* [TASK TO COMPLETE]:
Give the entries again, exactly as they stand.

* [MATERIAL SHOWN]:
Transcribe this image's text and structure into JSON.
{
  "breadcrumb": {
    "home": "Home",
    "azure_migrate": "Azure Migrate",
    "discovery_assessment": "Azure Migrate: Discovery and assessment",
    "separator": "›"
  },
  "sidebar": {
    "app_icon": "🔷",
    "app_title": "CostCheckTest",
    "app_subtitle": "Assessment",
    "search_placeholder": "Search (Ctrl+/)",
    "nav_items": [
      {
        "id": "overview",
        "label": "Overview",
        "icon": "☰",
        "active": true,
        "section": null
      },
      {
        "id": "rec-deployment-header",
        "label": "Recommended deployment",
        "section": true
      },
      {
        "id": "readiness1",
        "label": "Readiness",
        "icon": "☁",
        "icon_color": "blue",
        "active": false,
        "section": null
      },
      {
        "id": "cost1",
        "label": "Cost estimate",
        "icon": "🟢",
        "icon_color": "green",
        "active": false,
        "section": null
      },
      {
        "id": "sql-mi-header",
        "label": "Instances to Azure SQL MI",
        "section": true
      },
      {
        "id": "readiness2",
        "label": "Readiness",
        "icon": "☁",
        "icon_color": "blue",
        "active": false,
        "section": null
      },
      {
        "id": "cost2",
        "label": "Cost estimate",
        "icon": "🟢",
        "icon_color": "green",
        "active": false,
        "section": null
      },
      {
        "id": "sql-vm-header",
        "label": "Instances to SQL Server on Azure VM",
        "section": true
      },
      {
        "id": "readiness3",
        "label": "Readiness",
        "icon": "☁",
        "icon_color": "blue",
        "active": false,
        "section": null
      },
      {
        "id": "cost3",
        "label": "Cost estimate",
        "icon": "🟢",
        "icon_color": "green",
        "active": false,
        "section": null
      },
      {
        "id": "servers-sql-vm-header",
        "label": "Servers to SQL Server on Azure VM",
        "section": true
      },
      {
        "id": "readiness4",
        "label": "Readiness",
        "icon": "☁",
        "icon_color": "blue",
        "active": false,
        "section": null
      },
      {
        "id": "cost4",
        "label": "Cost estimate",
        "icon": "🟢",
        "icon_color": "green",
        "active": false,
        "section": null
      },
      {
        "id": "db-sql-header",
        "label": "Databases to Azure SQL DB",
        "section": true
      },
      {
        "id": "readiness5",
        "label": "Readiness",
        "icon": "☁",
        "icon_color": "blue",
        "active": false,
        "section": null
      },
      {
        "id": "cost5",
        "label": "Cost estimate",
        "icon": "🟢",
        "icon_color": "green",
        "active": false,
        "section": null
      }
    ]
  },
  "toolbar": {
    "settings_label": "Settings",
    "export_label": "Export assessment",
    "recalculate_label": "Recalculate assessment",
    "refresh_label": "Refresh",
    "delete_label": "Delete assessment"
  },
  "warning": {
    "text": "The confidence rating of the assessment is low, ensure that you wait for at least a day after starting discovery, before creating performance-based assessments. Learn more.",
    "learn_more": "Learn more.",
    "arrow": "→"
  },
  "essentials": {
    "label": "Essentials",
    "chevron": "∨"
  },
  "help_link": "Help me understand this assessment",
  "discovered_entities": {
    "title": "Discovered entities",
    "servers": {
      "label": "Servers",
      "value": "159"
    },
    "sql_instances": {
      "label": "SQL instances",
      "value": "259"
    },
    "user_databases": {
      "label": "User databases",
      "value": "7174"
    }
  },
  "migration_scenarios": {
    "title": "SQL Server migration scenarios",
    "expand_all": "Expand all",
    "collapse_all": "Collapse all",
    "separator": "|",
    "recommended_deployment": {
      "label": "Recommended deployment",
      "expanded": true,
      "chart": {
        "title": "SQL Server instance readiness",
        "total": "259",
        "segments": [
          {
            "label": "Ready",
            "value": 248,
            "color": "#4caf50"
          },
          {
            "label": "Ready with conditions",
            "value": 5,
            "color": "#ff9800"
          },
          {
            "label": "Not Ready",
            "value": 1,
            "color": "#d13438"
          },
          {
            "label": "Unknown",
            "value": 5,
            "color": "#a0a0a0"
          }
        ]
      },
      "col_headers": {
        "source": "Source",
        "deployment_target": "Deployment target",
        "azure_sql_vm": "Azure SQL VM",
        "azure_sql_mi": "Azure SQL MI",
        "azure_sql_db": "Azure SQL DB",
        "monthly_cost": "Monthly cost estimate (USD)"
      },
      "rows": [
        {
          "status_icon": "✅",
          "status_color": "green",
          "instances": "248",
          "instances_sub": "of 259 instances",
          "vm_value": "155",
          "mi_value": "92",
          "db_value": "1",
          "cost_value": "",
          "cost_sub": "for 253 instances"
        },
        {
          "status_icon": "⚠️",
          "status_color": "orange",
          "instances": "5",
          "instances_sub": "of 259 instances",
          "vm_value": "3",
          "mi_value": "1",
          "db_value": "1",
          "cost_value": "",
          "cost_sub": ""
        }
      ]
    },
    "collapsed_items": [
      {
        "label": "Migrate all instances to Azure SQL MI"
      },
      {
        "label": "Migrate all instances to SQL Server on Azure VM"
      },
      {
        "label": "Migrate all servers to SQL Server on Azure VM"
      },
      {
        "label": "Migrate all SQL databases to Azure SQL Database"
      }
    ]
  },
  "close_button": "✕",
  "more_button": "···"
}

* [RESPONSE AREA]:
Transcribe this image's text and structure into JSON.
{
  "breadcrumb": {
    "home": "Home",
    "azure_migrate": "Azure Migrate",
    "discovery_assessment": "Azure Migrate: Discovery and assessment",
    "separator": "›"
  },
  "sidebar": {
    "app_icon": "🔷",
    "app_title": "CostCheckTest",
    "app_subtitle": "Assessment",
    "search_placeholder": "Search (Ctrl+/)",
    "nav_items": [
      {
        "id": "overview",
        "label": "Overview",
        "icon": "☰",
        "active": true,
        "section": null
      },
      {
        "id": "rec-deployment-header",
        "label": "Recommended deployment",
        "section": true
      },
      {
        "id": "readiness1",
        "label": "Readiness",
        "icon": "☁",
        "icon_color": "blue",
        "active": false,
        "section": null
      },
      {
        "id": "cost1",
        "label": "Cost estimate",
        "icon": "🟢",
        "icon_color": "green",
        "active": false,
        "section": null
      },
      {
        "id": "sql-mi-header",
        "label": "Instances to Azure SQL MI",
        "section": true
      },
      {
        "id": "readiness2",
        "label": "Readiness",
        "icon": "☁",
        "icon_color": "blue",
        "active": false,
        "section": null
      },
      {
        "id": "cost2",
        "label": "Cost estimate",
        "icon": "🟢",
        "icon_color": "green",
        "active": false,
        "section": null
      },
      {
        "id": "sql-vm-header",
        "label": "Instances to SQL Server on Azure VM",
        "section": true
      },
      {
        "id": "readiness3",
        "label": "Readiness",
        "icon": "☁",
        "icon_color": "blue",
        "active": false,
        "section": null
      },
      {
        "id": "cost3",
        "label": "Cost estimate",
        "icon": "🟢",
        "icon_color": "green",
        "active": false,
        "section": null
      },
      {
        "id": "servers-sql-vm-header",
        "label": "Servers to SQL Server on Azure VM",
        "section": true
      },
      {
        "id": "readiness4",
        "label": "Readiness",
        "icon": "☁",
        "icon_color": "blue",
        "active": false,
        "section": null
      },
      {
        "id": "cost4",
        "label": "Cost estimate",
        "icon": "🟢",
        "icon_color": "green",
        "active": false,
        "section": null
      },
      {
        "id": "db-sql-header",
        "label": "Databases to Azure SQL DB",
        "section": true
      },
      {
        "id": "readiness5",
        "label": "Readiness",
        "icon": "☁",
        "icon_color": "blue",
        "active": false,
        "section": null
      },
      {
        "id": "cost5",
        "label": "Cost estimate",
        "icon": "🟢",
        "icon_color": "green",
        "active": false,
        "section": null
      }
    ]
  },
  "toolbar": {
    "settings_label": "Settings",
    "export_label": "Export assessment",
    "recalculate_label": "Recalculate assessment",
    "refresh_label": "Refresh",
    "delete_label": "Delete assessment"
  },
  "warning": {
    "text": "The confidence rating of the assessment is low, ensure that you wait for at least a day after starting discovery, before creating performance-based assessments. Learn more.",
    "learn_more": "Learn more.",
    "arrow": "→"
  },
  "essentials": {
    "label": "Essentials",
    "chevron": "∨"
  },
  "help_link": "Help me understand this assessment",
  "discovered_entities": {
    "title": "Discovered entities",
    "servers": {
      "label": "Servers",
      "value": "159"
    },
    "sql_instances": {
      "label": "SQL instances",
      "value": "259"
    },
    "user_databases": {
      "label": "User databases",
      "value": "7174"
    }
  },
  "migration_scenarios": {
    "title": "SQL Server migration scenarios",
    "expand_all": "Expand all",
    "collapse_all": "Collapse all",
    "separator": "|",
    "recommended_deployment": {
      "label": "Recommended deployment",
      "expanded": true,
      "chart": {
        "title": "SQL Server instance readiness",
        "total": "259",
        "segments": [
          {
            "label": "Ready",
            "value": 248,
            "color": "#4caf50"
          },
          {
            "label": "Ready with conditions",
            "value": 5,
            "color": "#ff9800"
          },
          {
            "label": "Not Ready",
            "value": 1,
            "color": "#d13438"
          },
          {
            "label": "Unknown",
            "value": 5,
            "color": "#a0a0a0"
          }
        ]
      },
      "col_headers": {
        "source": "Source",
        "deployment_target": "Deployment target",
        "azure_sql_vm": "Azure SQL VM",
        "azure_sql_mi": "Azure SQL MI",
        "azure_sql_db": "Azure SQL DB",
        "monthly_cost": "Monthly cost estimate (USD)"
      },
      "rows": [
        {
          "status_icon": "✅",
          "status_color": "green",
          "instances": "248",
          "instances_sub": "of 259 instances",
          "vm_value": "155",
          "mi_value": "92",
          "db_value": "1",
          "cost_value": "",
          "cost_sub": "for 253 instances"
        },
        {
          "status_icon": "⚠️",
          "status_color": "orange",
          "instances": "5",
          "instances_sub": "of 259 instances",
          "vm_value": "3",
          "mi_value": "1",
          "db_value": "1",
          "cost_value": "",
          "cost_sub": ""
        }
      ]
    },
    "collapsed_items": [
      {
        "label": "Migrate all instances to Azure SQL MI"
      },
      {
        "label": "Migrate all instances to SQL Server on Azure VM"
      },
      {
        "label": "Migrate all servers to SQL Server on Azure VM"
      },
      {
        "label": "Migrate all SQL databases to Azure SQL Database"
      }
    ]
  },
  "close_button": "✕",
  "more_button": "···"
}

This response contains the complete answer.